Exercise brief: Could you return every record below word for word, leaving out the pictures?

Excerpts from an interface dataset

--------------------

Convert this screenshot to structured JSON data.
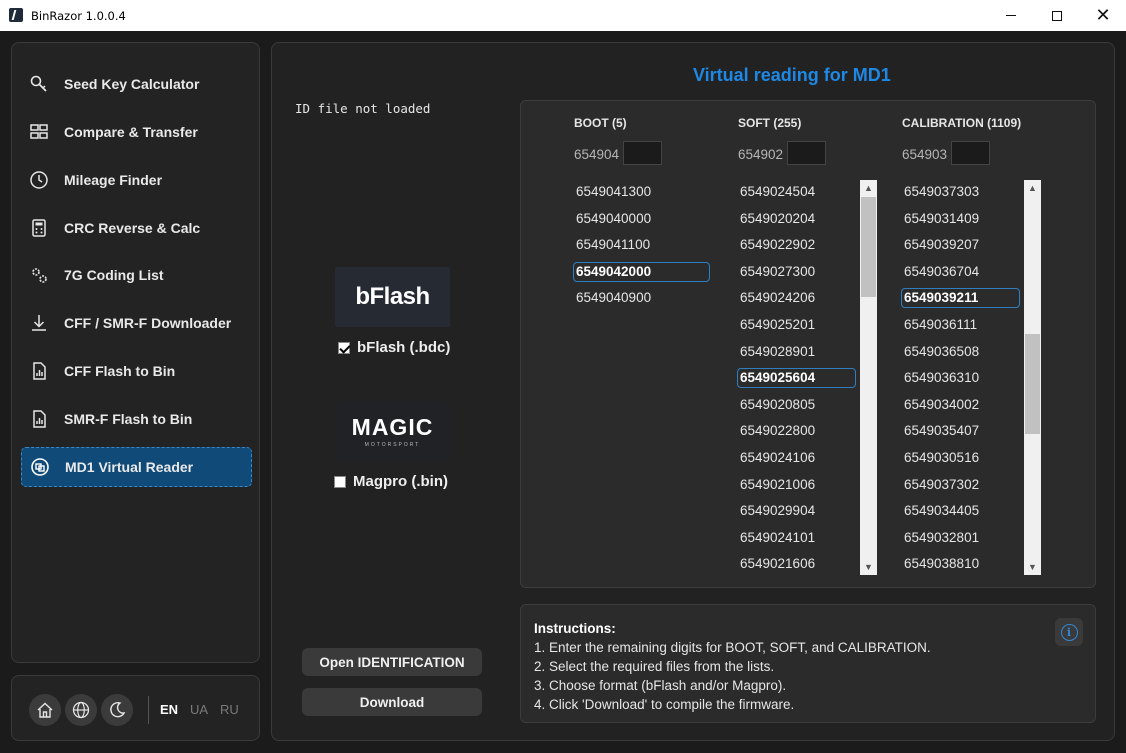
{
  "window": {
    "title": "BinRazor 1.0.0.4"
  },
  "sidebar": {
    "items": [
      {
        "label": "Seed Key Calculator",
        "icon": "key-search-icon"
      },
      {
        "label": "Compare & Transfer",
        "icon": "compare-icon"
      },
      {
        "label": "Mileage Finder",
        "icon": "clock-icon"
      },
      {
        "label": "CRC Reverse & Calc",
        "icon": "calculator-icon"
      },
      {
        "label": "7G Coding List",
        "icon": "gears-icon"
      },
      {
        "label": "CFF / SMR-F Downloader",
        "icon": "download-icon"
      },
      {
        "label": "CFF Flash to Bin",
        "icon": "file-chart-icon"
      },
      {
        "label": "SMR-F Flash to Bin",
        "icon": "file-chart-icon"
      },
      {
        "label": "MD1 Virtual Reader",
        "icon": "chip-icon",
        "active": true
      }
    ]
  },
  "footer": {
    "languages": [
      "EN",
      "UA",
      "RU"
    ],
    "active_language": "EN"
  },
  "main": {
    "heading": "Virtual reading for MD1",
    "id_status": "ID file not loaded",
    "bflash": {
      "logo": "bFlash",
      "label": "bFlash (.bdc)",
      "checked": true
    },
    "magpro": {
      "logo": "MAGIC",
      "logo_sub": "MOTORSPORT",
      "label": "Magpro (.bin)",
      "checked": false
    },
    "open_button": "Open IDENTIFICATION",
    "download_button": "Download"
  },
  "columns": [
    {
      "header": "BOOT (5)",
      "prefix": "654904",
      "selected": "6549042000",
      "items": [
        "6549041300",
        "6549040000",
        "6549041100",
        "6549042000",
        "6549040900"
      ]
    },
    {
      "header": "SOFT (255)",
      "prefix": "654902",
      "selected": "6549025604",
      "items": [
        "6549024504",
        "6549020204",
        "6549022902",
        "6549027300",
        "6549024206",
        "6549025201",
        "6549028901",
        "6549025604",
        "6549020805",
        "6549022800",
        "6549024106",
        "6549021006",
        "6549029904",
        "6549024101",
        "6549021606"
      ]
    },
    {
      "header": "CALIBRATION (1109)",
      "prefix": "654903",
      "selected": "6549039211",
      "items": [
        "6549037303",
        "6549031409",
        "6549039207",
        "6549036704",
        "6549039211",
        "6549036111",
        "6549036508",
        "6549036310",
        "6549034002",
        "6549035407",
        "6549030516",
        "6549037302",
        "6549034405",
        "6549032801",
        "6549038810"
      ]
    }
  ],
  "instructions": {
    "title": "Instructions:",
    "lines": [
      "1. Enter the remaining digits for BOOT, SOFT, and CALIBRATION.",
      "2. Select the required files from the lists.",
      "3. Choose format (bFlash and/or Magpro).",
      "4. Click 'Download' to compile the firmware."
    ]
  },
  "colors": {
    "accent": "#1e88e5",
    "active_nav": "#0f4a78",
    "background": "#1b1b1b"
  }
}
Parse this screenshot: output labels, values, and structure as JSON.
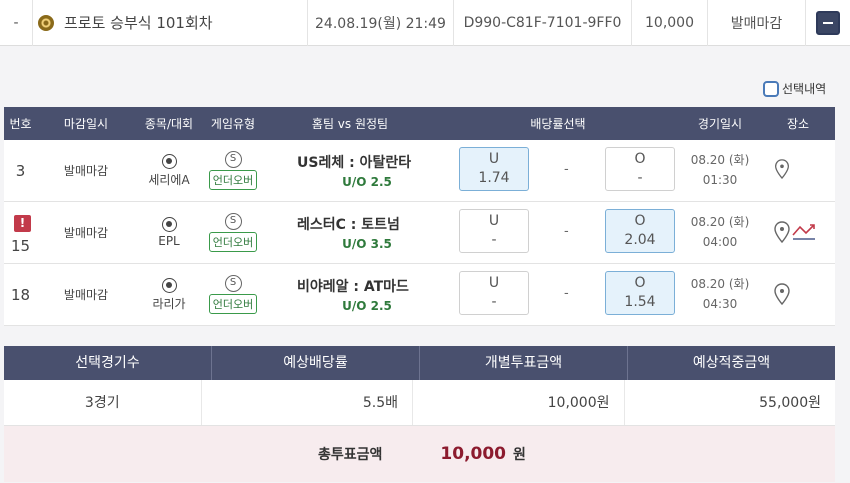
{
  "top_row": {
    "dash": "-",
    "title": "프로토 승부식 101회차",
    "datetime": "24.08.19(월) 21:49",
    "ticket_id": "D990-C81F-7101-9FF0",
    "amount": "10,000",
    "status": "발매마감",
    "collapse_icon": "minus-icon"
  },
  "select_history_label": "선택내역",
  "table": {
    "headers": [
      "번호",
      "마감일시",
      "종목/대회",
      "게임유형",
      "홈팀 vs 원정팀",
      "배당률선택",
      "경기일시",
      "장소"
    ],
    "rows": [
      {
        "no": "3",
        "deadline": "발매마감",
        "league": "세리에A",
        "type_badge": "S",
        "type_label": "언더오버",
        "match": "US레체 : 아탈란타",
        "line": "U/O 2.5",
        "under_label": "U",
        "under_odds": "1.74",
        "mid": "-",
        "over_label": "O",
        "over_odds": "-",
        "date": "08.20 (화)",
        "time": "01:30",
        "alert": false
      },
      {
        "no": "15",
        "deadline": "발매마감",
        "league": "EPL",
        "type_badge": "S",
        "type_label": "언더오버",
        "match": "레스터C : 토트넘",
        "line": "U/O 3.5",
        "under_label": "U",
        "under_odds": "-",
        "mid": "-",
        "over_label": "O",
        "over_odds": "2.04",
        "date": "08.20 (화)",
        "time": "04:00",
        "alert": true,
        "alert_text": "!"
      },
      {
        "no": "18",
        "deadline": "발매마감",
        "league": "라리가",
        "type_badge": "S",
        "type_label": "언더오버",
        "match": "비야레알 : AT마드",
        "line": "U/O 2.5",
        "under_label": "U",
        "under_odds": "-",
        "mid": "-",
        "over_label": "O",
        "over_odds": "1.54",
        "date": "08.20 (화)",
        "time": "04:30",
        "alert": false
      }
    ]
  },
  "summary": {
    "headers": [
      "선택경기수",
      "예상배당률",
      "개별투표금액",
      "예상적중금액"
    ],
    "values": [
      "3경기",
      "5.5배",
      "10,000원",
      "55,000원"
    ],
    "total_label": "총투표금액",
    "total_amount": "10,000",
    "total_unit": "원"
  },
  "colors": {
    "header_bg": "#49506e",
    "selected_odds": "#e5f2fb",
    "total_amount": "#8c1b2e",
    "uo_green": "#2f7a3c"
  }
}
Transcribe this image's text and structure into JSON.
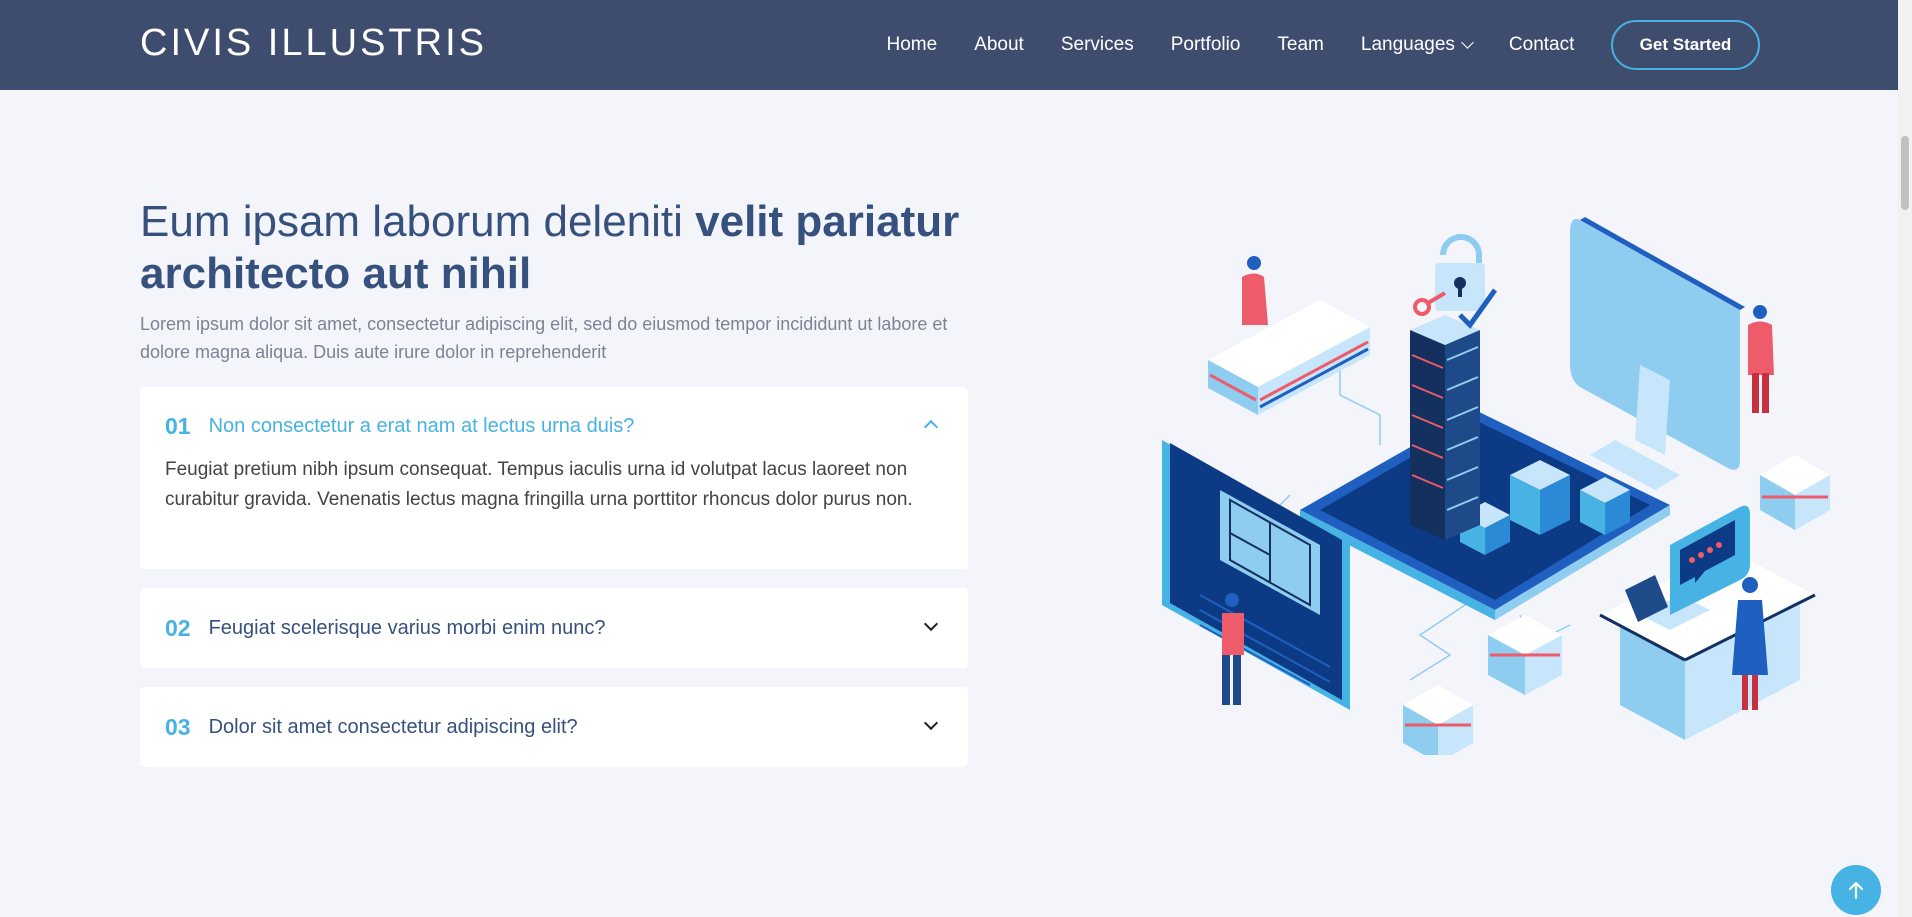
{
  "header": {
    "logo": "CIVIS ILLUSTRIS",
    "nav": [
      "Home",
      "About",
      "Services",
      "Portfolio",
      "Team",
      "Languages",
      "Contact"
    ],
    "cta": "Get Started"
  },
  "section": {
    "title_regular": "Eum ipsam laborum deleniti ",
    "title_bold": "velit pariatur architecto aut nihil",
    "lead": "Lorem ipsum dolor sit amet, consectetur adipiscing elit, sed do eiusmod tempor incididunt ut labore et dolore magna aliqua. Duis aute irure dolor in reprehenderit"
  },
  "faq": [
    {
      "num": "01",
      "question": "Non consectetur a erat nam at lectus urna duis?",
      "answer": "Feugiat pretium nibh ipsum consequat. Tempus iaculis urna id volutpat lacus laoreet non curabitur gravida. Venenatis lectus magna fringilla urna porttitor rhoncus dolor purus non.",
      "open": true
    },
    {
      "num": "02",
      "question": "Feugiat scelerisque varius morbi enim nunc?",
      "open": false
    },
    {
      "num": "03",
      "question": "Dolor sit amet consectetur adipiscing elit?",
      "open": false
    }
  ],
  "icons": {
    "languages_dropdown": "chevron-down-icon",
    "faq_open": "chevron-up-icon",
    "faq_closed": "chevron-down-icon",
    "back_to_top": "arrow-up-icon"
  },
  "colors": {
    "header_bg": "#3e4d6d",
    "accent": "#47b2e4",
    "heading": "#37517e",
    "page_bg": "#f3f5fa"
  }
}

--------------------

Solution below:
Convert this screenshot to structured JSON data.
{
  "window": {
    "title": "BinRazor 1.0.0.4"
  },
  "sidebar": {
    "items": [
      {
        "label": "Seed Key Calculator",
        "icon": "key-search-icon"
      },
      {
        "label": "Compare & Transfer",
        "icon": "compare-icon"
      },
      {
        "label": "Mileage Finder",
        "icon": "clock-icon"
      },
      {
        "label": "CRC Reverse & Calc",
        "icon": "calculator-icon"
      },
      {
        "label": "7G Coding List",
        "icon": "gears-icon"
      },
      {
        "label": "CFF / SMR-F Downloader",
        "icon": "download-icon"
      },
      {
        "label": "CFF Flash to Bin",
        "icon": "file-chart-icon"
      },
      {
        "label": "SMR-F Flash to Bin",
        "icon": "file-chart-icon"
      },
      {
        "label": "MD1 Virtual Reader",
        "icon": "chip-icon",
        "active": true
      }
    ]
  },
  "footer": {
    "languages": [
      "EN",
      "UA",
      "RU"
    ],
    "active_language": "EN"
  },
  "main": {
    "heading": "Virtual reading for MD1",
    "id_status": "ID file not loaded",
    "bflash": {
      "logo": "bFlash",
      "label": "bFlash (.bdc)",
      "checked": true
    },
    "magpro": {
      "logo": "MAGIC",
      "logo_sub": "MOTORSPORT",
      "label": "Magpro (.bin)",
      "checked": false
    },
    "open_button": "Open IDENTIFICATION",
    "download_button": "Download"
  },
  "columns": [
    {
      "header": "BOOT (5)",
      "prefix": "654904",
      "selected": "6549042000",
      "items": [
        "6549041300",
        "6549040000",
        "6549041100",
        "6549042000",
        "6549040900"
      ]
    },
    {
      "header": "SOFT (255)",
      "prefix": "654902",
      "selected": "6549025604",
      "items": [
        "6549024504",
        "6549020204",
        "6549022902",
        "6549027300",
        "6549024206",
        "6549025201",
        "6549028901",
        "6549025604",
        "6549020805",
        "6549022800",
        "6549024106",
        "6549021006",
        "6549029904",
        "6549024101",
        "6549021606"
      ]
    },
    {
      "header": "CALIBRATION (1109)",
      "prefix": "654903",
      "selected": "6549039211",
      "items": [
        "6549037303",
        "6549031409",
        "6549039207",
        "6549036704",
        "6549039211",
        "6549036111",
        "6549036508",
        "6549036310",
        "6549034002",
        "6549035407",
        "6549030516",
        "6549037302",
        "6549034405",
        "6549032801",
        "6549038810"
      ]
    }
  ],
  "instructions": {
    "title": "Instructions:",
    "lines": [
      "1. Enter the remaining digits for BOOT, SOFT, and CALIBRATION.",
      "2. Select the required files from the lists.",
      "3. Choose format (bFlash and/or Magpro).",
      "4. Click 'Download' to compile the firmware."
    ]
  },
  "colors": {
    "accent": "#1e88e5",
    "active_nav": "#0f4a78",
    "background": "#1b1b1b"
  }
}
Parse this screenshot: output labels, values, and structure as JSON.
{
  "top_row": {
    "dash": "-",
    "title": "프로토 승부식 101회차",
    "datetime": "24.08.19(월) 21:49",
    "ticket_id": "D990-C81F-7101-9FF0",
    "amount": "10,000",
    "status": "발매마감",
    "collapse_icon": "minus-icon"
  },
  "select_history_label": "선택내역",
  "table": {
    "headers": [
      "번호",
      "마감일시",
      "종목/대회",
      "게임유형",
      "홈팀 vs 원정팀",
      "배당률선택",
      "경기일시",
      "장소"
    ],
    "rows": [
      {
        "no": "3",
        "deadline": "발매마감",
        "league": "세리에A",
        "type_badge": "S",
        "type_label": "언더오버",
        "match": "US레체 : 아탈란타",
        "line": "U/O 2.5",
        "under_label": "U",
        "under_odds": "1.74",
        "mid": "-",
        "over_label": "O",
        "over_odds": "-",
        "date": "08.20 (화)",
        "time": "01:30",
        "alert": false
      },
      {
        "no": "15",
        "deadline": "발매마감",
        "league": "EPL",
        "type_badge": "S",
        "type_label": "언더오버",
        "match": "레스터C : 토트넘",
        "line": "U/O 3.5",
        "under_label": "U",
        "under_odds": "-",
        "mid": "-",
        "over_label": "O",
        "over_odds": "2.04",
        "date": "08.20 (화)",
        "time": "04:00",
        "alert": true,
        "alert_text": "!"
      },
      {
        "no": "18",
        "deadline": "발매마감",
        "league": "라리가",
        "type_badge": "S",
        "type_label": "언더오버",
        "match": "비야레알 : AT마드",
        "line": "U/O 2.5",
        "under_label": "U",
        "under_odds": "-",
        "mid": "-",
        "over_label": "O",
        "over_odds": "1.54",
        "date": "08.20 (화)",
        "time": "04:30",
        "alert": false
      }
    ]
  },
  "summary": {
    "headers": [
      "선택경기수",
      "예상배당률",
      "개별투표금액",
      "예상적중금액"
    ],
    "values": [
      "3경기",
      "5.5배",
      "10,000원",
      "55,000원"
    ],
    "total_label": "총투표금액",
    "total_amount": "10,000",
    "total_unit": "원"
  },
  "colors": {
    "header_bg": "#49506e",
    "selected_odds": "#e5f2fb",
    "total_amount": "#8c1b2e",
    "uo_green": "#2f7a3c"
  }
}
Transcribe this image's text and structure into JSON.
{
  "header": {
    "logo": "CIVIS ILLUSTRIS",
    "nav": [
      "Home",
      "About",
      "Services",
      "Portfolio",
      "Team",
      "Languages",
      "Contact"
    ],
    "cta": "Get Started"
  },
  "section": {
    "title_regular": "Eum ipsam laborum deleniti ",
    "title_bold": "velit pariatur architecto aut nihil",
    "lead": "Lorem ipsum dolor sit amet, consectetur adipiscing elit, sed do eiusmod tempor incididunt ut labore et dolore magna aliqua. Duis aute irure dolor in reprehenderit"
  },
  "faq": [
    {
      "num": "01",
      "question": "Non consectetur a erat nam at lectus urna duis?",
      "answer": "Feugiat pretium nibh ipsum consequat. Tempus iaculis urna id volutpat lacus laoreet non curabitur gravida. Venenatis lectus magna fringilla urna porttitor rhoncus dolor purus non.",
      "open": true
    },
    {
      "num": "02",
      "question": "Feugiat scelerisque varius morbi enim nunc?",
      "open": false
    },
    {
      "num": "03",
      "question": "Dolor sit amet consectetur adipiscing elit?",
      "open": false
    }
  ],
  "icons": {
    "languages_dropdown": "chevron-down-icon",
    "faq_open": "chevron-up-icon",
    "faq_closed": "chevron-down-icon",
    "back_to_top": "arrow-up-icon"
  },
  "colors": {
    "header_bg": "#3e4d6d",
    "accent": "#47b2e4",
    "heading": "#37517e",
    "page_bg": "#f3f5fa"
  }
}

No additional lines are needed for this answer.